→ **Work instructions**: Find the word "location" in the listing below, then return every line it appears in.

☆ ☆ ☆ ☆ ☆ ☆ ☆

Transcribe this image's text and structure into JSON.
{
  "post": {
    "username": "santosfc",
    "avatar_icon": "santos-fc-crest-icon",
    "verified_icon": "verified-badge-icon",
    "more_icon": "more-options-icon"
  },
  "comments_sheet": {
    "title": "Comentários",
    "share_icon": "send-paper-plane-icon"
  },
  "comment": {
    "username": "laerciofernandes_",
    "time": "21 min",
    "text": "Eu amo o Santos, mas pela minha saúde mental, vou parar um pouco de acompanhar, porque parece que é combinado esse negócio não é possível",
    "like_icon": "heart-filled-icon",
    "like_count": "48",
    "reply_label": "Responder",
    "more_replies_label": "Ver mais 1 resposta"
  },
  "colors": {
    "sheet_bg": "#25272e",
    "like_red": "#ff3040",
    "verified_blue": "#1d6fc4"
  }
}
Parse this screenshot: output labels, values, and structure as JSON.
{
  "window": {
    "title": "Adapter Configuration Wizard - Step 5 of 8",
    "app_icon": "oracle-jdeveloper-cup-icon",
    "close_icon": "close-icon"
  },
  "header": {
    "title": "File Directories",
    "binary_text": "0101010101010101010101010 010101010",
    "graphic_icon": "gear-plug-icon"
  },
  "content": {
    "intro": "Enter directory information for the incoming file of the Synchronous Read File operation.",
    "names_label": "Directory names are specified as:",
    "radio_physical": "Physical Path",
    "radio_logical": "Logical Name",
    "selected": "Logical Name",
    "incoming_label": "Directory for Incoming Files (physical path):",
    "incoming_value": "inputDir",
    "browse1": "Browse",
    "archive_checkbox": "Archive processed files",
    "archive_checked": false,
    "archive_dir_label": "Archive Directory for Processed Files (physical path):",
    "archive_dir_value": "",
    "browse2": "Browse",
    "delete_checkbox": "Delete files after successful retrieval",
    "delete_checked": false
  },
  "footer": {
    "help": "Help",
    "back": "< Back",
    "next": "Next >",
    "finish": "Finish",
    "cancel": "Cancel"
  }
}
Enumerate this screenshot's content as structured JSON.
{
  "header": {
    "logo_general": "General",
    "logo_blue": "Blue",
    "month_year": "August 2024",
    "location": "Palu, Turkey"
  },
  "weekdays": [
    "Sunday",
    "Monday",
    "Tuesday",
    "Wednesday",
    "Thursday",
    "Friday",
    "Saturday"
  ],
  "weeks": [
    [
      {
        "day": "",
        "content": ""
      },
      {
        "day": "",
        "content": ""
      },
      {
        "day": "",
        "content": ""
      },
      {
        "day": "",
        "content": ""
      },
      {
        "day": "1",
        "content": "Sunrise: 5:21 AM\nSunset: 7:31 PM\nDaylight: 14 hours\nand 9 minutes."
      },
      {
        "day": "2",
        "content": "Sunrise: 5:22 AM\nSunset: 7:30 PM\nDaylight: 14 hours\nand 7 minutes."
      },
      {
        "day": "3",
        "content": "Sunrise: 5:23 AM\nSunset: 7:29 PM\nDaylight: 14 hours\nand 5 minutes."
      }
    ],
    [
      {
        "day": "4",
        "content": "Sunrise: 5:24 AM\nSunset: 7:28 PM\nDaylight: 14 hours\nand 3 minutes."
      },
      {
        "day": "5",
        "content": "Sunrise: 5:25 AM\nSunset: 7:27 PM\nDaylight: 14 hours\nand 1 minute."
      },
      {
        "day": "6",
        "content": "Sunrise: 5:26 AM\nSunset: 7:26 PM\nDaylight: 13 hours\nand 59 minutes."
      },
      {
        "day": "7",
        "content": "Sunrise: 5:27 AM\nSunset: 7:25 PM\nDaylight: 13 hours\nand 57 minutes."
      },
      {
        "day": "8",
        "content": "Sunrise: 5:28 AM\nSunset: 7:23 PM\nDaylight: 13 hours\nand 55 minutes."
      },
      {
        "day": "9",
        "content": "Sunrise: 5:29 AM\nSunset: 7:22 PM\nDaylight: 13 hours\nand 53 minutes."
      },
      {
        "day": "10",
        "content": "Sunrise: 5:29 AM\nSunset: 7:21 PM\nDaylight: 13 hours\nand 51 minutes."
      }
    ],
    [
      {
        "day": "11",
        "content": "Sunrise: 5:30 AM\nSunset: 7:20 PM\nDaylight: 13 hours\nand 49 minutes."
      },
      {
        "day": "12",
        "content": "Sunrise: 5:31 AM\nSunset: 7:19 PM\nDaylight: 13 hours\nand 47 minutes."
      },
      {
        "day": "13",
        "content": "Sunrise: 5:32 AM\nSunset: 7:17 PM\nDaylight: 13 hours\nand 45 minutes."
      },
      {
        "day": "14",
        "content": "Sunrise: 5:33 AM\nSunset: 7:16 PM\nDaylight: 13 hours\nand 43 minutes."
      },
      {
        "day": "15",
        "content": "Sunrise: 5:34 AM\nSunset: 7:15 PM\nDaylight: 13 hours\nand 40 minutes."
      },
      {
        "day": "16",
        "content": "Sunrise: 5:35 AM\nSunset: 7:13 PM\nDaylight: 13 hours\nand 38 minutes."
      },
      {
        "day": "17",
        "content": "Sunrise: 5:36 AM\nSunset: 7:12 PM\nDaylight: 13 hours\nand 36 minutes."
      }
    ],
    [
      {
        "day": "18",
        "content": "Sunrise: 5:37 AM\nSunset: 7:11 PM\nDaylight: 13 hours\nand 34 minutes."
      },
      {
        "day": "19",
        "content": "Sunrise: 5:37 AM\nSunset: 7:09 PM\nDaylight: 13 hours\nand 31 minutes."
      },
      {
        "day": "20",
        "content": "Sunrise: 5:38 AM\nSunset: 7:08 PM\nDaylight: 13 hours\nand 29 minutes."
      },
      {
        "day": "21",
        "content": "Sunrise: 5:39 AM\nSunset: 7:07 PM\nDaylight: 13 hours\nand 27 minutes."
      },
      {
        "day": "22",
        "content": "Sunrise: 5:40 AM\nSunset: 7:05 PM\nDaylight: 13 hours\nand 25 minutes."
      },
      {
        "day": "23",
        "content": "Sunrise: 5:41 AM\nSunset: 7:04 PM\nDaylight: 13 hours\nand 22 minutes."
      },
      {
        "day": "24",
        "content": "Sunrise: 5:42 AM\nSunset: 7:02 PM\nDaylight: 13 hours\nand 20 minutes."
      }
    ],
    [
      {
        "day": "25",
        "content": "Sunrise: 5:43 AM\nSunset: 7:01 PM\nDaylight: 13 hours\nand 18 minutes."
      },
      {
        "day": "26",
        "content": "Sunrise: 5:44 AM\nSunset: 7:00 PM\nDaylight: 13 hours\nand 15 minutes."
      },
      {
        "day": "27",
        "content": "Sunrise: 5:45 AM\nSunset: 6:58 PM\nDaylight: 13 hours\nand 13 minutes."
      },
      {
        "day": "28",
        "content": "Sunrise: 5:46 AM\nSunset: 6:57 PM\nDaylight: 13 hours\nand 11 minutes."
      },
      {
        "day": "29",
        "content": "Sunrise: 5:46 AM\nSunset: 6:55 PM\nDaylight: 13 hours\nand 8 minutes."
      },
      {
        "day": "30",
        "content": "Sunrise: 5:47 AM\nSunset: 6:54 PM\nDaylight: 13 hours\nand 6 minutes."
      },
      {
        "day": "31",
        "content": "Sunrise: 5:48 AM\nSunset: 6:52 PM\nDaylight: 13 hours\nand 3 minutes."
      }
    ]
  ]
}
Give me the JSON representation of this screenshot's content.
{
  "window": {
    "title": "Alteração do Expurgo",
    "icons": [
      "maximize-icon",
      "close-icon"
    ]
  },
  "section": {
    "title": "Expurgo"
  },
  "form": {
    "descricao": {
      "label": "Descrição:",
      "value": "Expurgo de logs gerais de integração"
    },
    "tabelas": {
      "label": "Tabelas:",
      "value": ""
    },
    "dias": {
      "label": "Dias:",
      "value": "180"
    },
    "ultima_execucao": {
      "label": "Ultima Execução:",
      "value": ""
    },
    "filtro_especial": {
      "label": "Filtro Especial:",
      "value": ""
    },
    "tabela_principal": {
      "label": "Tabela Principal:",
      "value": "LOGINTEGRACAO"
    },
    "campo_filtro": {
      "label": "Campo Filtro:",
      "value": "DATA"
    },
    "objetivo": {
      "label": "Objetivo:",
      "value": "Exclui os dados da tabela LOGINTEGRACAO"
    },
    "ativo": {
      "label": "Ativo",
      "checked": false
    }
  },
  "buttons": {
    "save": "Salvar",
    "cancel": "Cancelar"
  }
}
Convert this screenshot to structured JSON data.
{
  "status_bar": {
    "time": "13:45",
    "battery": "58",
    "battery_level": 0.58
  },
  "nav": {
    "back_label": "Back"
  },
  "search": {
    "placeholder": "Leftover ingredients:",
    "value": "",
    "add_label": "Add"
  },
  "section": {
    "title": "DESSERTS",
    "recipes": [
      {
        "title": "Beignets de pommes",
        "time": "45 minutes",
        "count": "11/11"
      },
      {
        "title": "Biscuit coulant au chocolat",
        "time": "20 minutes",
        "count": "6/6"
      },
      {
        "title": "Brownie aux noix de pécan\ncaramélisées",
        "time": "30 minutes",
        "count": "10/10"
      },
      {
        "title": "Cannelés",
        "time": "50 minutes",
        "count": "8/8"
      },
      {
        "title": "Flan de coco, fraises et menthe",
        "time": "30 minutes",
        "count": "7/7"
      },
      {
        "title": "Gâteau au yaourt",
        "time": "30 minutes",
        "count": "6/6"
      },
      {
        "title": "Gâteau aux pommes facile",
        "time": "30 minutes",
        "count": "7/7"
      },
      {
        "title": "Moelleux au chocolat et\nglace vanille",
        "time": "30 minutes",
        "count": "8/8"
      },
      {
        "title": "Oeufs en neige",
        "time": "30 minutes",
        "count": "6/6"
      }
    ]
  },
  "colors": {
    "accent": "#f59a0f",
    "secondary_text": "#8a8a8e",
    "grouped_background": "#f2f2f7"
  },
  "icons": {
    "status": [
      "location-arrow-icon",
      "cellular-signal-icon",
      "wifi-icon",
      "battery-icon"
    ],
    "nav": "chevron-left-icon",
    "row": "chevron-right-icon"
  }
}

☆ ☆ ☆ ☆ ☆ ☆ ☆

→ **Solution to this exercise**:
    "location": "Palu, Turkey"
      "location-arrow-icon",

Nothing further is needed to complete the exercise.